According to Pacific Alliance, Mr. Guo now owes approximately $88 million in principal and accrued interest on the loan. However, Pacific Alliance’s efforts over the years to collect against Mr. Guo have been unsuccessful. Accordingly, in April 2017, Pacific Alliance brought suit against Mr. Guo in the Commercial Division of New York County, where Mr. Guo now resides and is seeking asylum from the United States government. (Mr. Guo’s membership at President Trump’s Mar-a-Lago resort does not appear to have expedited his application. It’s complicated.)
Mr. Guo moved before Judge Barry Ostrager to dismiss the complaint on grounds of forum non conveniens (inconvenient forum) pursuant to CPLR 327. New York courts (e.g., Islamic Rep. of Iran v. Pahlavi, 62 NY2d 474, 479 ; Shin-Etsu Chem. Co. v. ICICI Bank Ltd., 9 AD3d 171, 178 [1st Dept 2004]) generally consider the following factors: (i) the availability of an alternative forum; (ii) the burden on the New York courts; (iii) whether the transaction out of which the cause of action arose occurred primarily in a foreign jurisdiction; (iv) the applicability of foreign law; (v) the potential hardship to the defendant; and (vi) whether a foreign forum has a substantial interest in adjudicating the action.
Mr. Guo argued that New York was an inconvenient forum because the dispute involved contracts between a Hong Kong investment fund and a Chinese citizen that were governed by Hong Kong law and related to Chinese real estate. Moreover, all of the relevant evidence was located in China and Hong Kong. Pacific Alliance responded that Mr. Guo was a fugitive from China and would never appear there for a legal proceeding; therefore, New York was the only forum available for Pacific Alliance to pursue its claims.

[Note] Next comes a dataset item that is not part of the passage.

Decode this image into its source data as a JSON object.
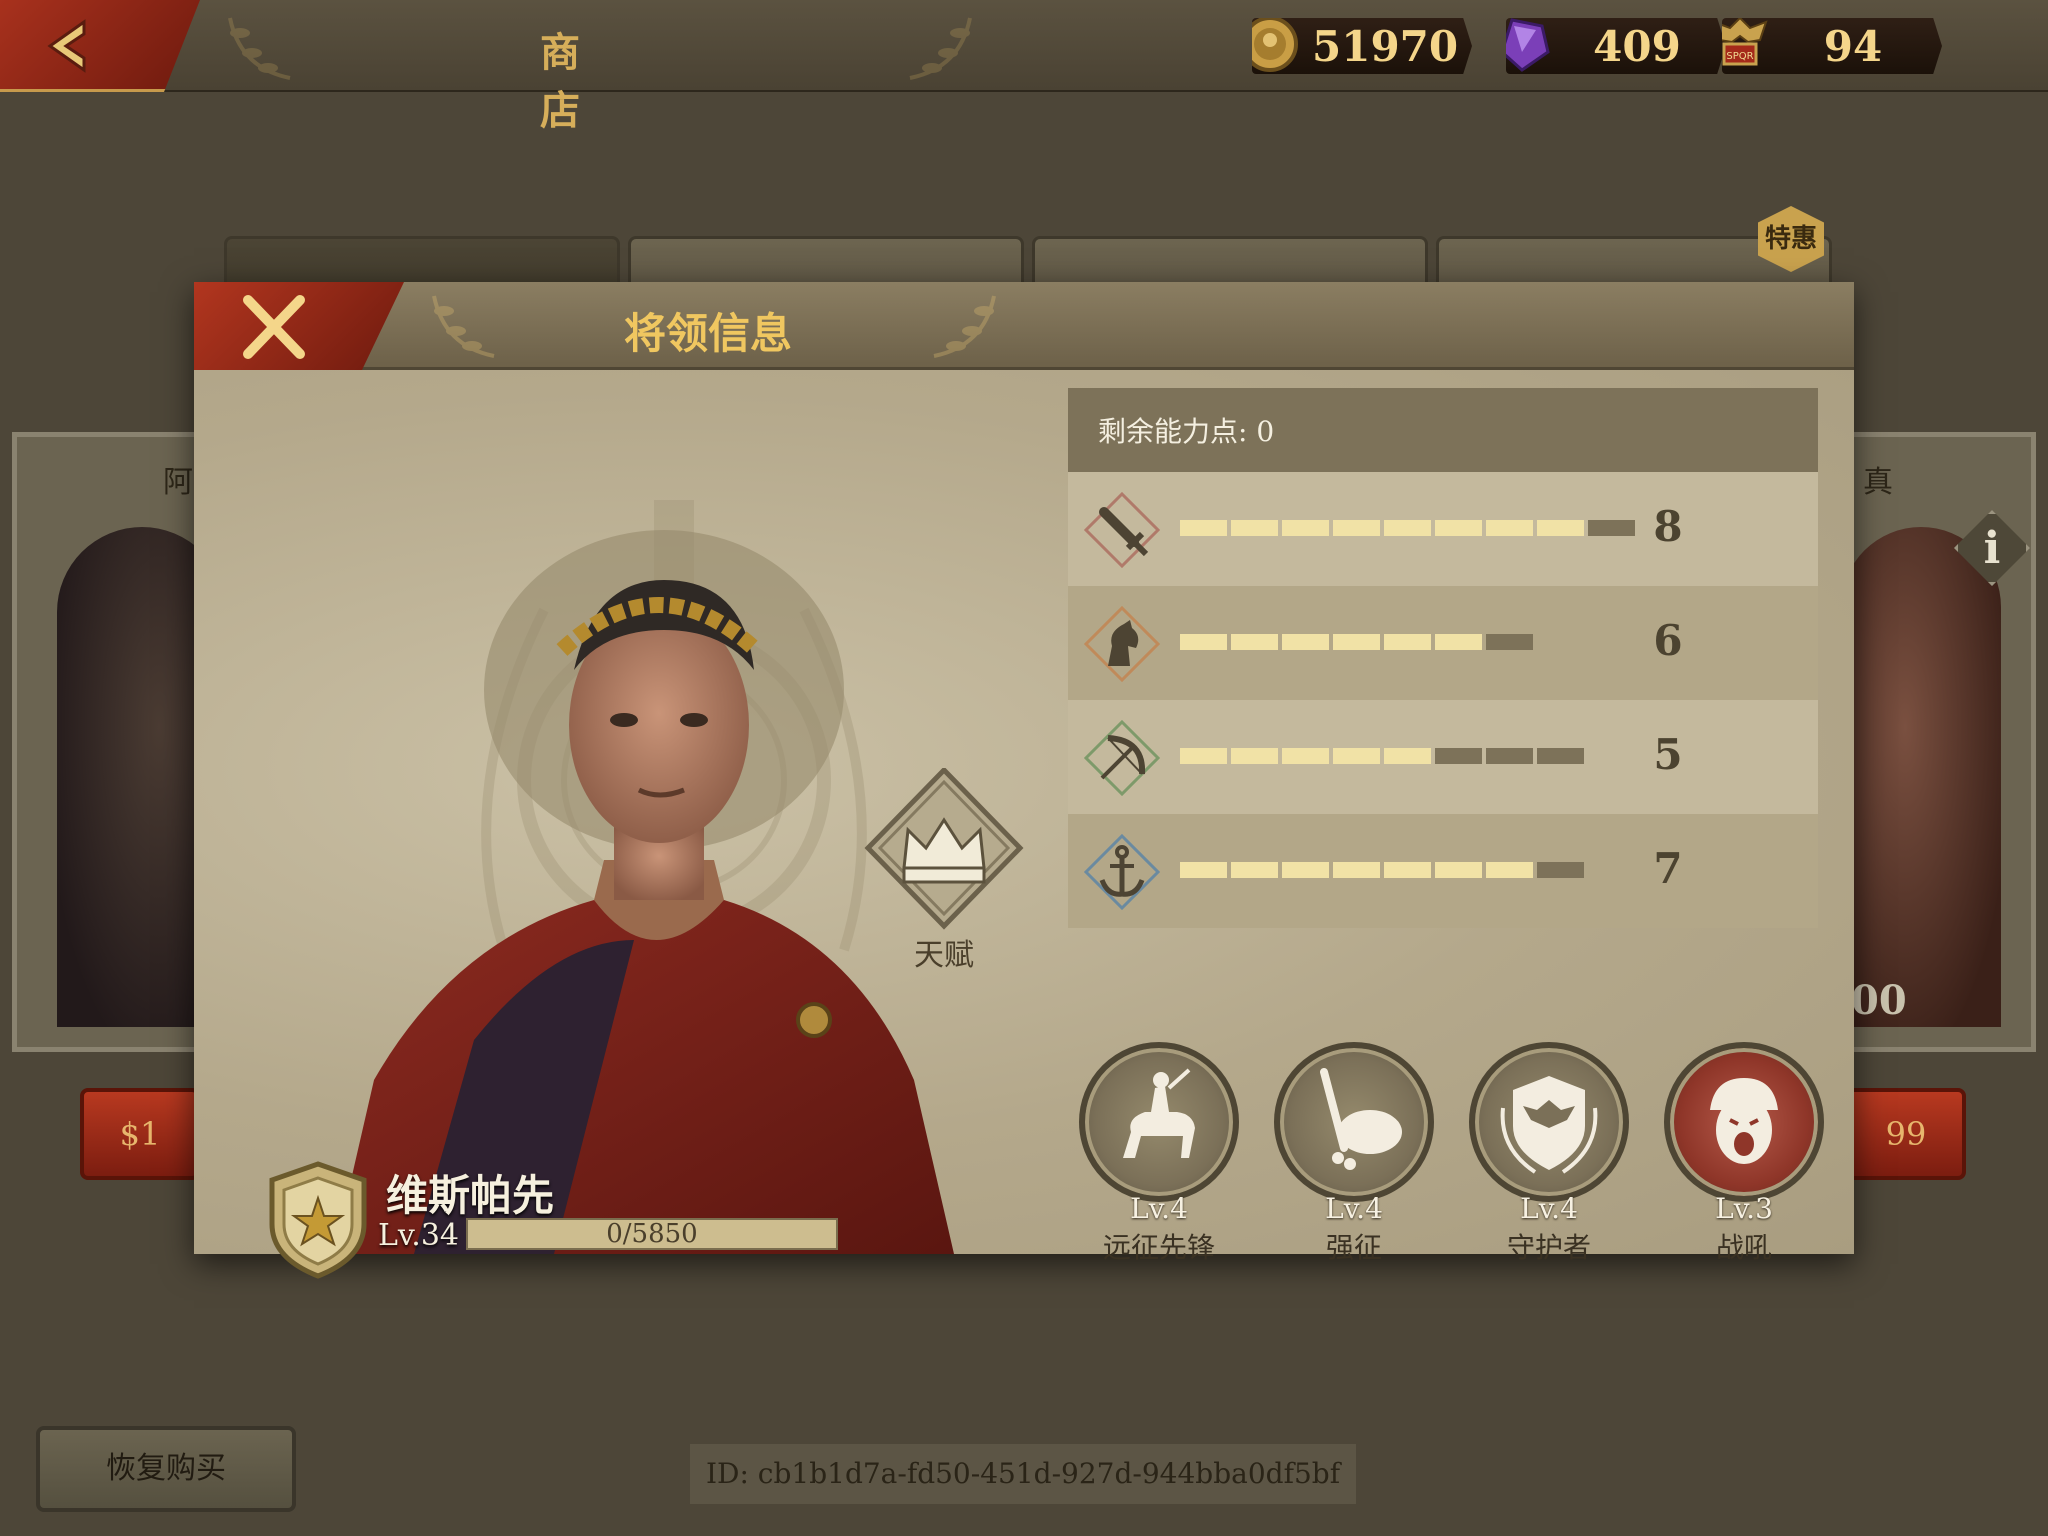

Judge Ostrager granted Mr. Guo’s motion to dismiss. The court reasoned that the State of New York had no interest in resolving a breach of contract dispute between Hong Kong and Chinese parties involving a Hong Kong agreement relating to Chinese real estate. Notwithstanding Mr. Guo’s residence in New York, the foreign site of the disputed transaction was most important to determining the proper forum. As for Pacific Alliance’s argument that Mr. Guo would not appear at a proceeding in Hong Kong or China, the court found “that circumstance would likely benefit plaintiff rather than be a detriment to plaintiff,” presumably because it would be easier for Pacific Alliance to obtain a default judgment.

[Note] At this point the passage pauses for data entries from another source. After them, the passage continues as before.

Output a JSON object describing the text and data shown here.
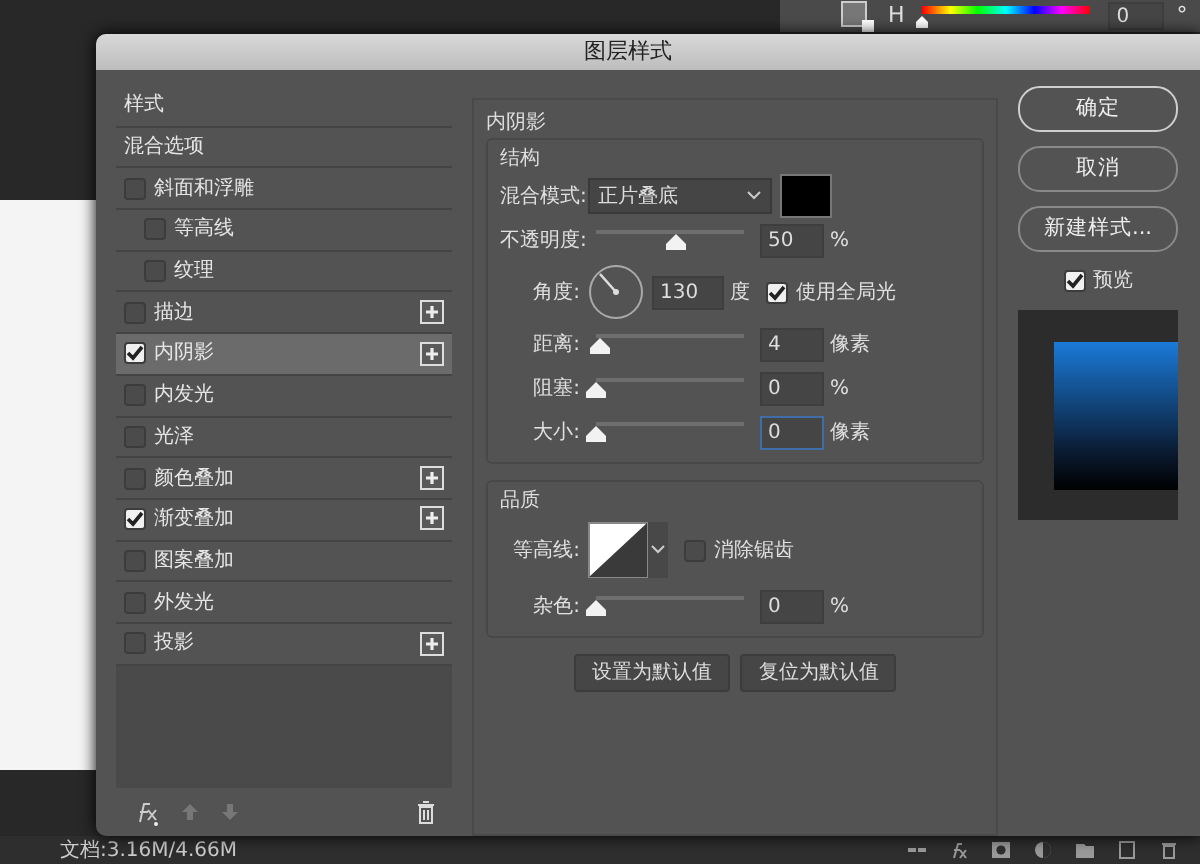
{
  "app": {
    "color_panel": {
      "label": "H",
      "level": 0,
      "value": "0",
      "unit": "°"
    },
    "status_bar": "文档:3.16M/4.66M"
  },
  "dialog": {
    "title": "图层样式",
    "sidebar": {
      "items": [
        {
          "label": "样式",
          "kind": "header",
          "selected": false
        },
        {
          "label": "混合选项",
          "kind": "header",
          "selected": false
        },
        {
          "label": "斜面和浮雕",
          "kind": "option",
          "checked": false,
          "selected": false,
          "add": false,
          "children": [
            {
              "label": "等高线",
              "kind": "option",
              "checked": false,
              "selected": false,
              "add": false
            },
            {
              "label": "纹理",
              "kind": "option",
              "checked": false,
              "selected": false,
              "add": false
            }
          ]
        },
        {
          "label": "描边",
          "kind": "option",
          "checked": false,
          "selected": false,
          "add": true
        },
        {
          "label": "内阴影",
          "kind": "option",
          "checked": true,
          "selected": true,
          "add": true
        },
        {
          "label": "内发光",
          "kind": "option",
          "checked": false,
          "selected": false,
          "add": false
        },
        {
          "label": "光泽",
          "kind": "option",
          "checked": false,
          "selected": false,
          "add": false
        },
        {
          "label": "颜色叠加",
          "kind": "option",
          "checked": false,
          "selected": false,
          "add": true
        },
        {
          "label": "渐变叠加",
          "kind": "option",
          "checked": true,
          "selected": false,
          "add": true
        },
        {
          "label": "图案叠加",
          "kind": "option",
          "checked": false,
          "selected": false,
          "add": false
        },
        {
          "label": "外发光",
          "kind": "option",
          "checked": false,
          "selected": false,
          "add": false
        },
        {
          "label": "投影",
          "kind": "option",
          "checked": false,
          "selected": false,
          "add": true
        }
      ]
    },
    "panel": {
      "title": "内阴影",
      "structure": {
        "title": "结构",
        "rows": [
          {
            "kind": "select",
            "label": "混合模式:",
            "value": "正片叠底",
            "color": "#000000"
          },
          {
            "kind": "slider",
            "label": "不透明度:",
            "level": 0.5,
            "value": "50",
            "unit": "%",
            "focused": false
          },
          {
            "kind": "angle",
            "label": "角度:",
            "value": "130",
            "unit": "度",
            "checkbox": {
              "label": "使用全局光",
              "checked": true
            }
          },
          {
            "kind": "slider",
            "label": "距离:",
            "level": 0.02,
            "value": "4",
            "unit": "像素",
            "focused": false
          },
          {
            "kind": "slider",
            "label": "阻塞:",
            "level": 0,
            "value": "0",
            "unit": "%",
            "focused": false
          },
          {
            "kind": "slider",
            "label": "大小:",
            "level": 0,
            "value": "0",
            "unit": "像素",
            "focused": true
          }
        ]
      },
      "quality": {
        "title": "品质",
        "rows": [
          {
            "kind": "contour",
            "label": "等高线:",
            "checkbox": {
              "label": "消除锯齿",
              "checked": false
            }
          },
          {
            "kind": "slider",
            "label": "杂色:",
            "level": 0,
            "value": "0",
            "unit": "%",
            "focused": false
          }
        ]
      },
      "buttons": [
        "设置为默认值",
        "复位为默认值"
      ]
    },
    "actions": {
      "buttons": [
        "确定",
        "取消",
        "新建样式..."
      ],
      "preview": {
        "label": "预览",
        "checked": true
      }
    }
  }
}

The Appellate Division, First Department reversed, noting Mr. Guo’s “heavy burden” of establishing that New York is an inconvenient forum. Contrary to Judge Ostrager, the First Department found that Hong Kong was “not a suitable or adequate alternative, because defendant cannot return there due to his pending asylum claim and fugitive status.” This concern for Mr. Guo is somewhat strange because Mr. Guo had explicitly endorsed Pacific Alliance pursuing a judgment in China or Hong Kong against Mr. Guo without Mr. Guo’s appearance. Perhaps Mr. Guo agrees with commenters in China who believe that Chinese judgments are more difficult to enforce in the United States due to fears that such judgments are politically motivated.
Ultimately, the First Department found that there was insufficient evidence that it would be a hardship for Mr. Guo to litigate in New York, especially because he previously had brought suit against others in New York. However, the First Department’s decision did not appear to state a clear reason why certain factors were being weighed more heavily than others. Future litigants confronting inconvenient forum issues should take note of the unpredictability of the multi-factor balancing test.